Online communities lost some of their authenticity, as algorithms began to dictate content and user engagement. The once user-centric internet was now influenced by commercial interests, and our online experiences were curated based on our data, making it harder to find the hidden gems we once stumbled upon.

I alwas catch myself rotating between the same few websites where all of them happen to be blank and soulless social media sites. Every profile looks the same and i hate it.

Can we get back?

Today, the internet may have evolved into a more streamlined and efficient entity, but the nostalgia for the old days persists. As we navigate the modern digital landscape, let us not forget the vibrant, user-driven internet of the past, and strive to preserve the spirit of creativity, personalization, and community in our online interactions. After all, the true beauty of the internet lies in the hands of its users – both then and now.

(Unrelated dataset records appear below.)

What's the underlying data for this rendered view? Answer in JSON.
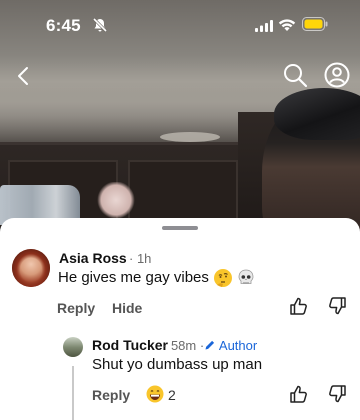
{
  "status_bar": {
    "time": "6:45"
  },
  "comments": [
    {
      "author": "Asia Ross",
      "age": "1h",
      "text": "He gives me gay vibes",
      "emojis": [
        "thinking-face",
        "skull"
      ],
      "actions": {
        "reply": "Reply",
        "hide": "Hide"
      }
    }
  ],
  "reply": {
    "author": "Rod Tucker",
    "age": "58m",
    "badge": "Author",
    "text": "Shut yo dumbass up man",
    "actions": {
      "reply": "Reply"
    },
    "reaction": {
      "emoji": "grinning-face",
      "count": "2"
    }
  },
  "colors": {
    "sheet_bg": "#ffffff",
    "author_badge": "#1a66d9",
    "meta_text": "#6b6b6b",
    "primary_text": "#111111"
  },
  "icons": {
    "top_bar": [
      "back-chevron-icon",
      "search-icon",
      "profile-icon"
    ],
    "status": [
      "bell-slash-icon",
      "signal-icon",
      "wifi-icon",
      "battery-icon"
    ],
    "comment_actions": [
      "thumbs-up-icon",
      "thumbs-down-icon"
    ]
  }
}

But not all hope is lost and there are some great gems hidden in the depth of the web, which we can enjoy and take an example from. We should let it inspire us to create new blogs and such sites by ourself to (maybe) revive this era of the internet.

I’ve recently stumbled upon Wiby, which is a search engine that only indexes Web1.0 sites. I’ve already spent hours surfing through those colorful pages.

There’s also a special webhoster called Neocities where users can create retro looking pages and host them for free. (Even you could create one as well!)

A couple of imageboards still exist, who remind us of a different time. You may not like it, but even 4chan is such a place and i am happy that dumpster is still around.

I’m also currently working on a Web1.0 version of my blog. I’ll probably update this entry and link to it, once it’s finished.

Here it is!

— Jul 25, 2023